3601 et seq., based on a theory of disparate treatment and disparate impact; (2) 42 U.S.C. § 1981;
(3) 42 U.S.C. § 1983; and (4) the Equal Protection Clause of the Fourteenth Amendment to the
United States Constitution.
As noted above, the Court finds that the Garden City Defendants acted with
discriminatory intent when they eliminated R-M zoning and endorsed R-T zoning after they
received public opposition to the prospect of affordable housing in Garden City. The Court notes
that R-T zoning banned the development of multi-family housing on all but a small portion of the
Social Services site -- the 3.03 acres located on the western side of County Seat Drive – and then
only by special permit. The Court also notes the negative remarks by Garden City residents at
public hearings and the flyer against multi-family housing on the Social Services Site. Set
against the underlying sequence of events and the considerable impact that this zoning decision
would have had on minorities in that community, the Court concludes that some of the
expressions by Garden City residents of disapproval for affordable housing reflected race-based
animus or at least could have been construed as such by the Board.
Furthermore, the Court finds that the adoption of R-T zoning instead of R-M zoning had
a disparate impact on minorities in Garden City and tended to perpetuate segregation in that
Accordingly, the Court directs the Plaintiffs to submit a proposed remedial plan to be
incorporated in the final judgment in this case – within thirty days of the date of this order. The
Garden City Defendants shall then have thirty days to respond with objections.
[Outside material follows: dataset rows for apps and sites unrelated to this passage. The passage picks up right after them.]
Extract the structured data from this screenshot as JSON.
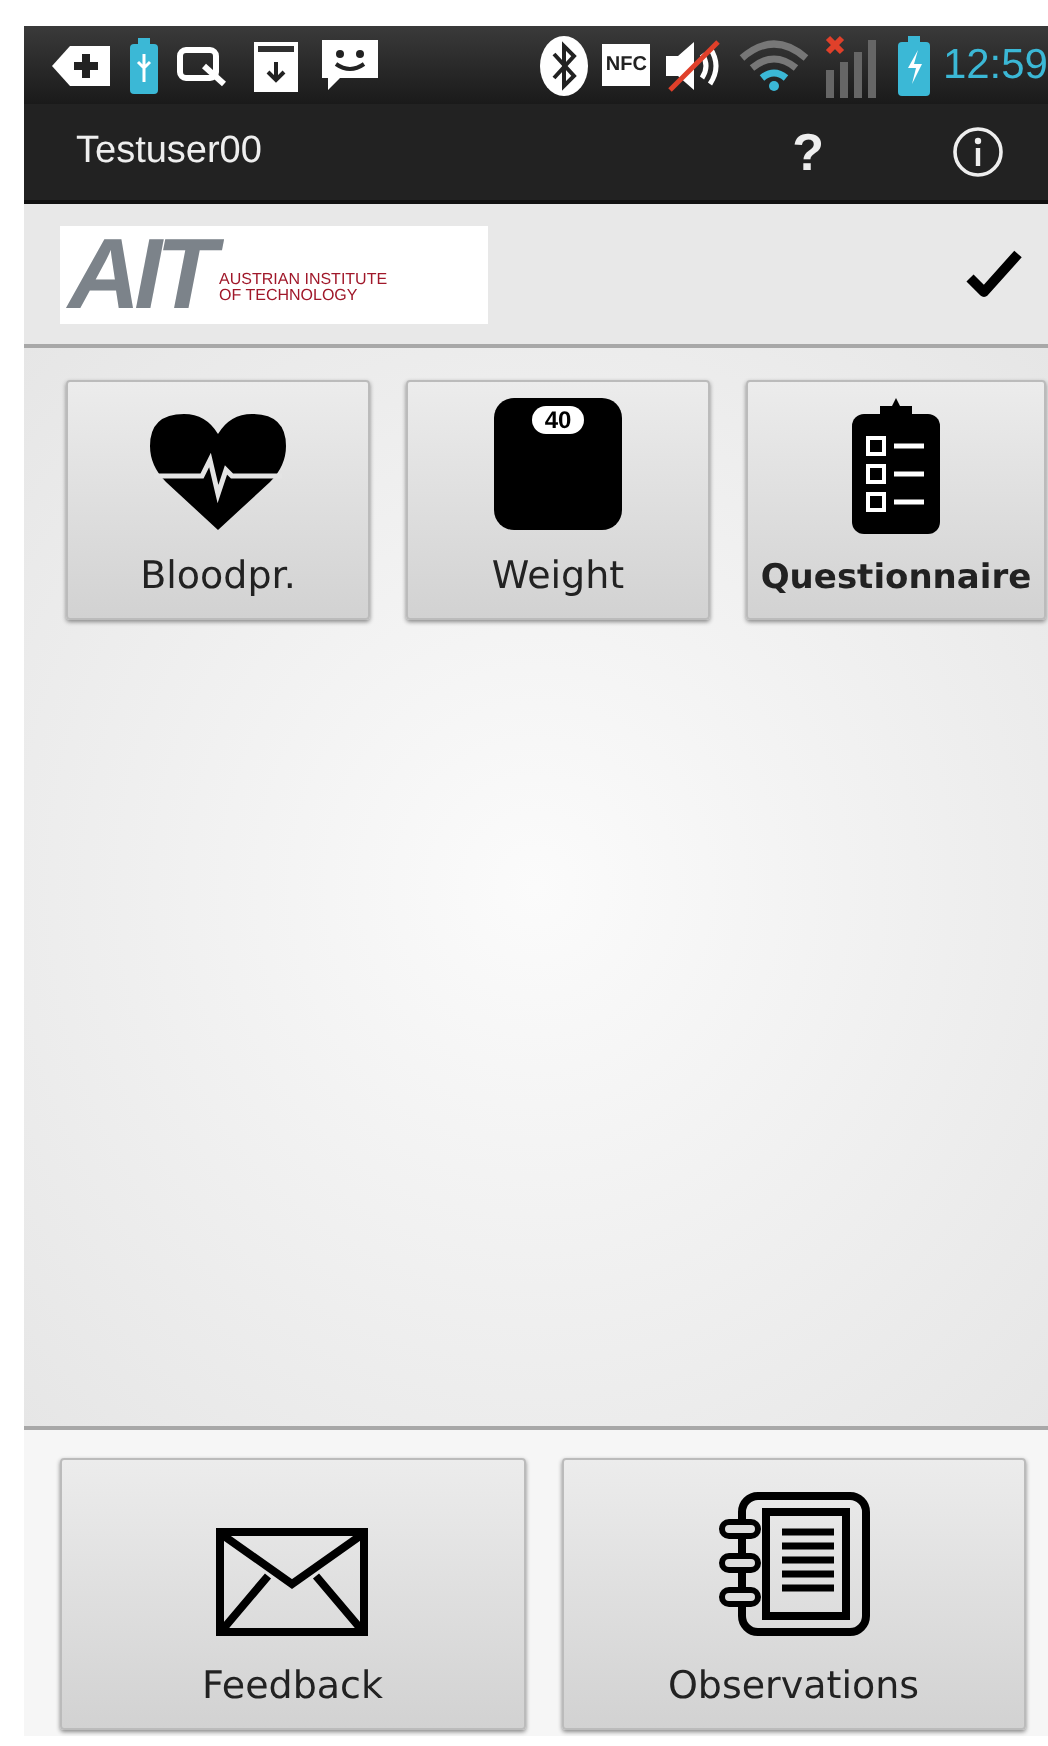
{
  "status_bar": {
    "nfc": "NFC",
    "time": "12:59"
  },
  "action_bar": {
    "title": "Testuser00",
    "help": "?"
  },
  "logo": {
    "letters": "AIT",
    "line_1": "AUSTRIAN INSTITUTE",
    "line_2": "OF TECHNOLOGY"
  },
  "tiles": [
    {
      "label": "Bloodpr."
    },
    {
      "label": "Weight",
      "icon_text": "40"
    },
    {
      "label": "Questionnaire"
    }
  ],
  "bottom_buttons": [
    {
      "label": "Feedback"
    },
    {
      "label": "Observations"
    }
  ]
}
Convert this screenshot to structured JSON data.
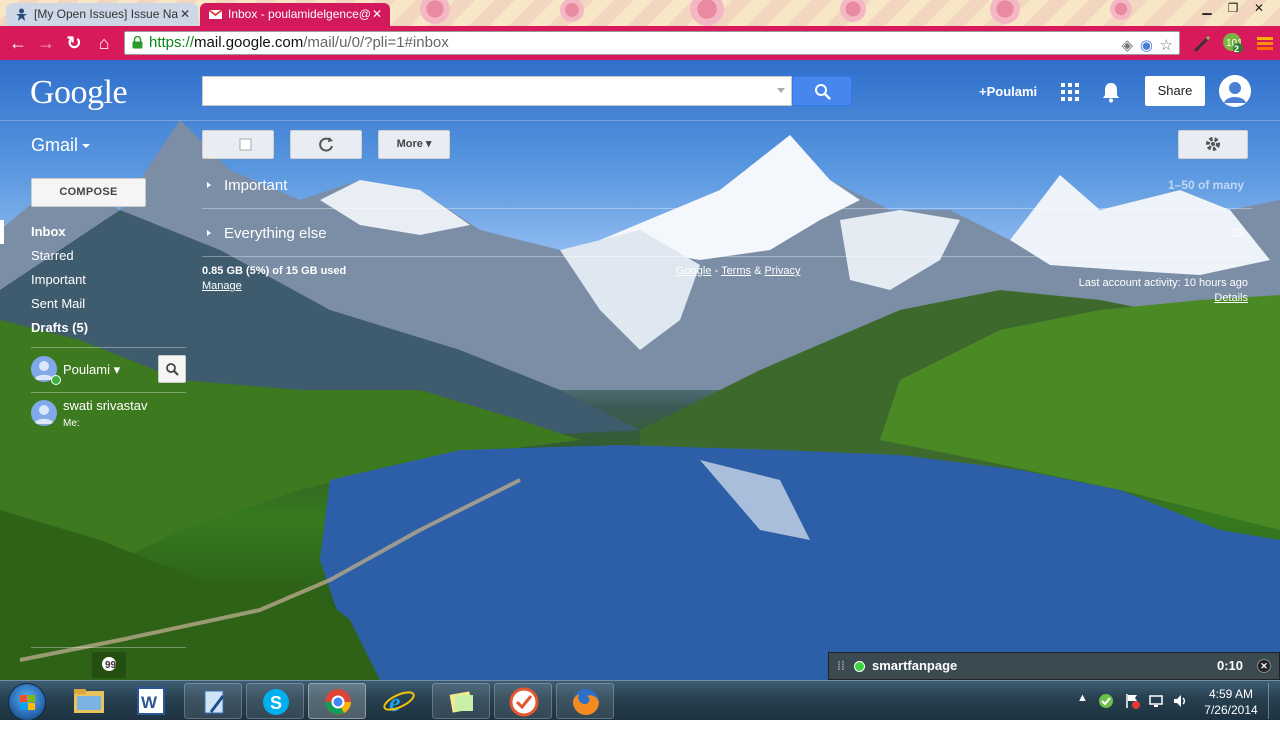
{
  "browser": {
    "tabs": [
      {
        "title": "[My Open Issues] Issue Na",
        "active": false
      },
      {
        "title": "Inbox - poulamidelgence@",
        "active": true
      }
    ],
    "url": {
      "scheme": "https://",
      "host": "mail.google.com",
      "path": "/mail/u/0/?pli=1#inbox"
    },
    "accent_color": "#d81a5d",
    "extension_badge": "2"
  },
  "header": {
    "logo": "Google",
    "search_value": "",
    "user_link": "+Poulami",
    "share_label": "Share"
  },
  "toolbar": {
    "app_label": "Gmail",
    "more_label": "More"
  },
  "sidebar": {
    "compose_label": "COMPOSE",
    "items": [
      {
        "label": "Inbox",
        "selected": true
      },
      {
        "label": "Starred"
      },
      {
        "label": "Important"
      },
      {
        "label": "Sent Mail"
      },
      {
        "label": "Drafts (5)",
        "bold": true
      }
    ]
  },
  "chat": {
    "self_name": "Poulami",
    "contacts": [
      {
        "name": "swati srivastav",
        "status": "Me: "
      }
    ]
  },
  "inbox": {
    "sections": [
      {
        "label": "Important",
        "right": ""
      },
      {
        "label": "Everything else",
        "right": ""
      }
    ],
    "pagination": "1–50 of many",
    "storage": "0.85 GB (5%) of 15 GB used",
    "manage": "Manage",
    "terms": "Terms",
    "privacy": "Privacy",
    "terms_prefix": "Google",
    "last_activity": "Last account activity: 10 hours ago",
    "details": "Details",
    "more_count": "25"
  },
  "notification": {
    "name": "smartfanpage",
    "timer": "0:10"
  },
  "taskbar": {
    "time": "4:59 AM",
    "date": "7/26/2014"
  }
}
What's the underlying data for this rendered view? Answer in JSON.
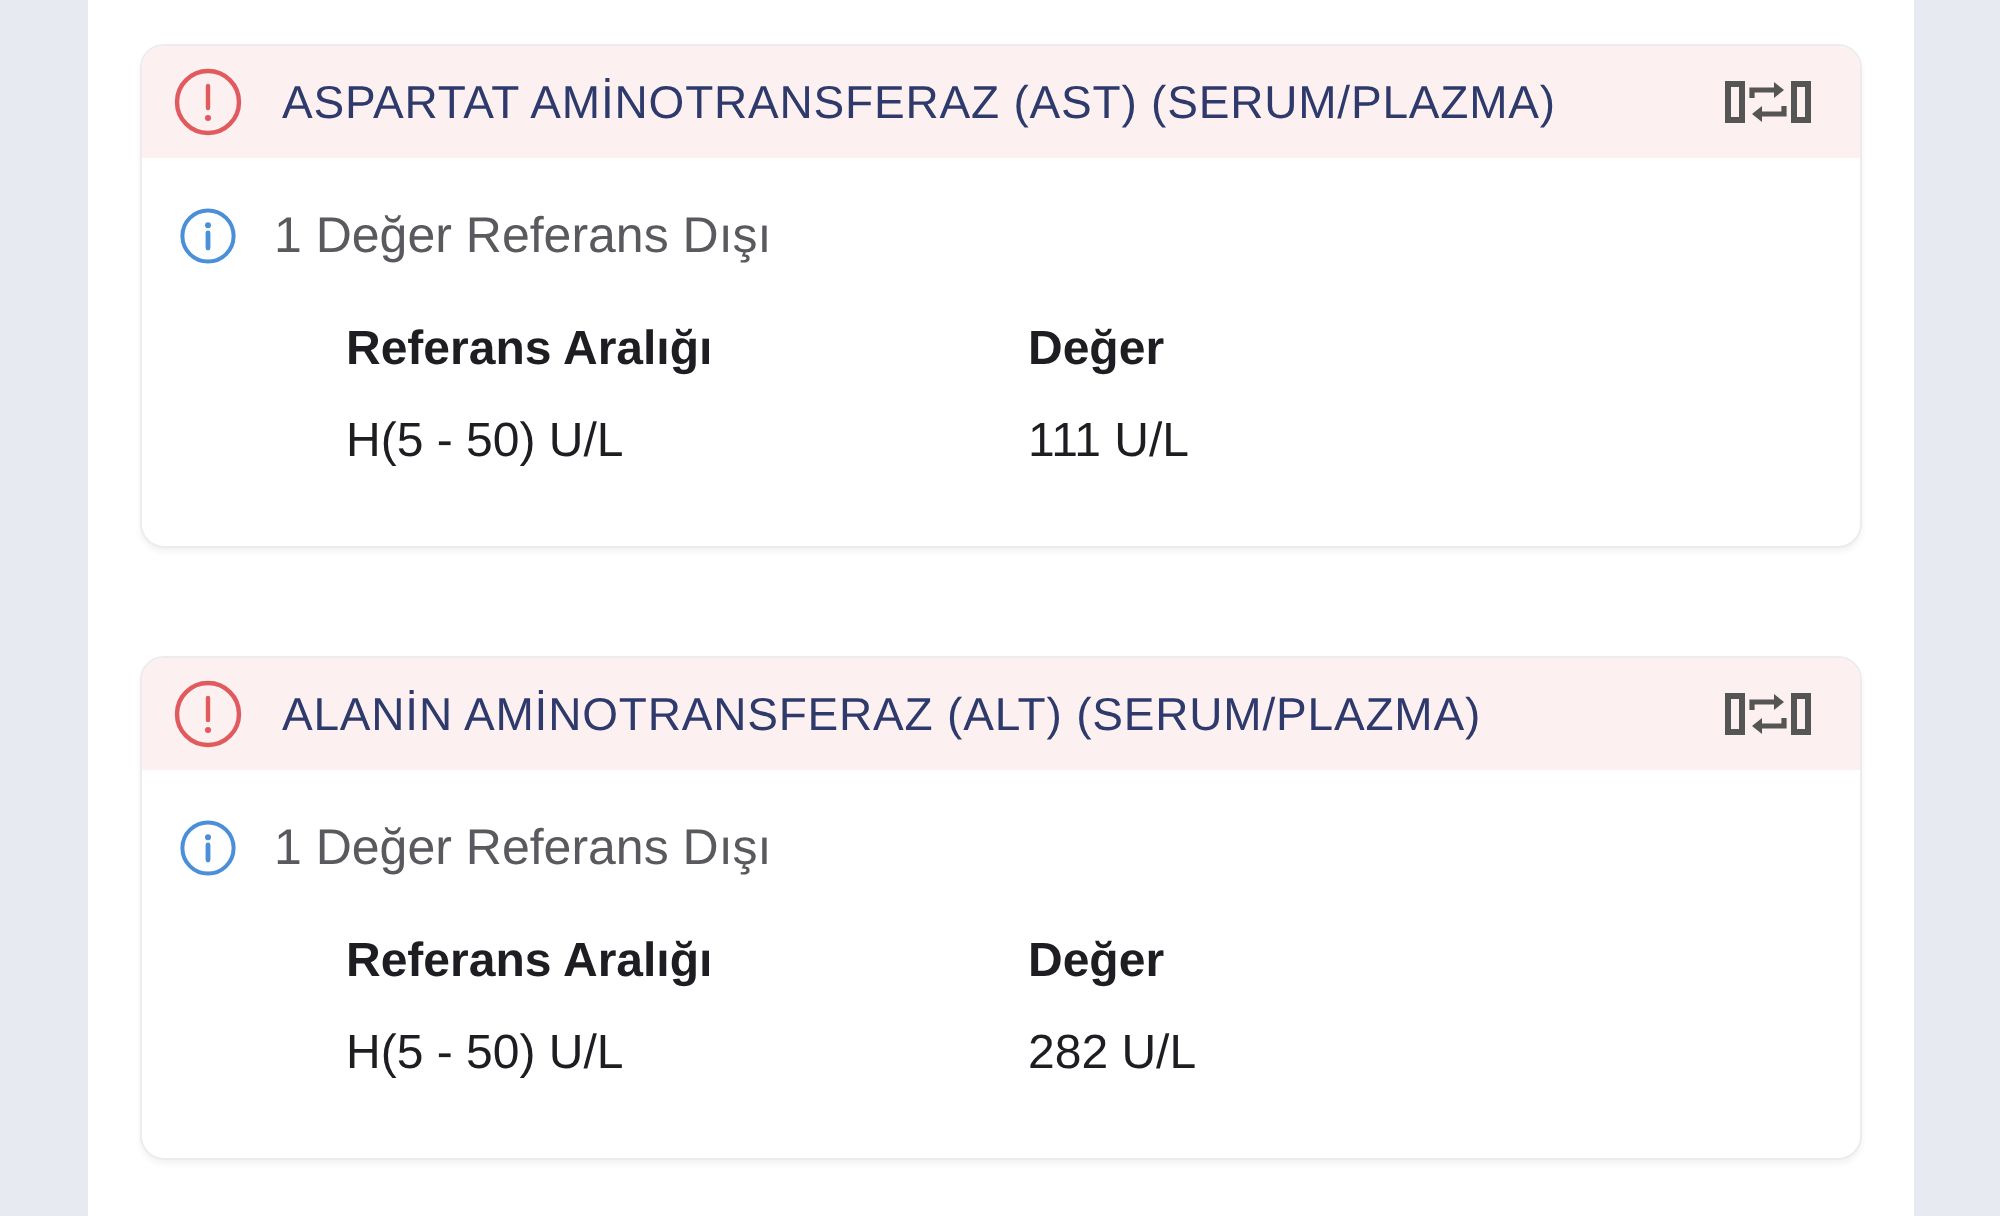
{
  "results": [
    {
      "title": "ASPARTAT AMİNOTRANSFERAZ (AST) (SERUM/PLAZMA)",
      "alert": true,
      "notice": "1 Değer Referans Dışı",
      "columns": [
        {
          "label": "Referans Aralığı",
          "value": "H(5 - 50) U/L"
        },
        {
          "label": "Değer",
          "value": "111 U/L"
        }
      ]
    },
    {
      "title": "ALANİN AMİNOTRANSFERAZ (ALT) (SERUM/PLAZMA)",
      "alert": true,
      "notice": "1 Değer Referans Dışı",
      "columns": [
        {
          "label": "Referans Aralığı",
          "value": "H(5 - 50) U/L"
        },
        {
          "label": "Değer",
          "value": "282 U/L"
        }
      ]
    }
  ]
}
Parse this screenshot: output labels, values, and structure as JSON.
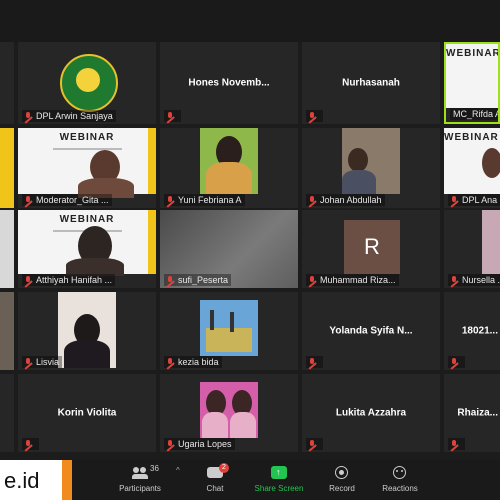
{
  "participants": [
    {
      "id": "dpl-arwin",
      "name": "DPL Arwin Sanjaya",
      "muted": true
    },
    {
      "id": "hones",
      "name": "Hones  Novemb...",
      "muted": true
    },
    {
      "id": "nurhasanah",
      "name": "Nurhasanah",
      "muted": true
    },
    {
      "id": "mc-rifda",
      "name": "MC_Rifda Ali...",
      "muted": false
    },
    {
      "id": "moderator-gita",
      "name": "Moderator_Gita ...",
      "muted": true
    },
    {
      "id": "yuni",
      "name": "Yuni Febriana A",
      "muted": true
    },
    {
      "id": "johan",
      "name": "Johan Abdullah",
      "muted": true
    },
    {
      "id": "dpl-ana",
      "name": "DPL Ana I...",
      "muted": true
    },
    {
      "id": "atthiyah",
      "name": "Atthiyah Hanifah ...",
      "muted": true
    },
    {
      "id": "sufi",
      "name": "sufi_Peserta",
      "muted": true
    },
    {
      "id": "muhammad-riza",
      "name": "Muhammad Riza...",
      "muted": true
    },
    {
      "id": "nursella",
      "name": "Nursella ...",
      "muted": true
    },
    {
      "id": "lisvia",
      "name": "Lisvia",
      "muted": true
    },
    {
      "id": "kezia",
      "name": "kezia bida",
      "muted": true
    },
    {
      "id": "yolanda",
      "name": "Yolanda  Syifa  N...",
      "muted": true
    },
    {
      "id": "id-18021",
      "name": "18021...",
      "muted": true
    },
    {
      "id": "korin",
      "name": "Korin Violita",
      "muted": true
    },
    {
      "id": "ugaria",
      "name": "Ugaria Lopes",
      "muted": true
    },
    {
      "id": "lukita",
      "name": "Lukita Azzahra",
      "muted": true
    },
    {
      "id": "rhaiza",
      "name": "Rhaiza...",
      "muted": true
    }
  ],
  "avatar_letter": "R",
  "webinar_title": "WEBINAR",
  "brand_text": "e.id",
  "toolbar": {
    "participants_count": "36",
    "chat_badge": "2",
    "participants_label": "Participants",
    "chat_label": "Chat",
    "share_label": "Share Screen",
    "record_label": "Record",
    "reactions_label": "Reactions"
  },
  "colors": {
    "accent_green": "#23c552",
    "mute_red": "#e0413a",
    "brand_orange": "#f28b1e"
  }
}
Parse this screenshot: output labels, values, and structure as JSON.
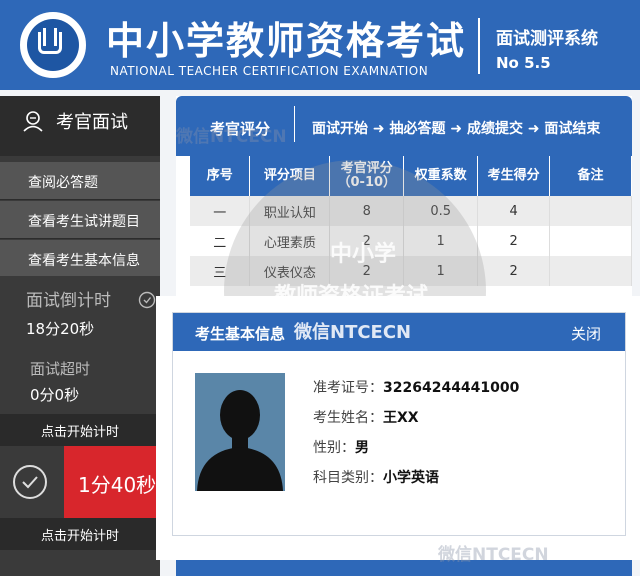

The Plaintiffs
shall then have 15 days to reply to the Garden City Defendants’ objections.
Dated: Central Islip, New York
December 6, 2013
Arthur D Spatt__________
ARTHUR D. SPATT
United States District Judge
Disclaimer: Justia Dockets & Filings provides public litigation records from the federal appellate and district courts. These filings and docket sheets should not be considered findings of fact or liability, nor do they necessarily reflect the view of Justia.
Why Is My Information Online?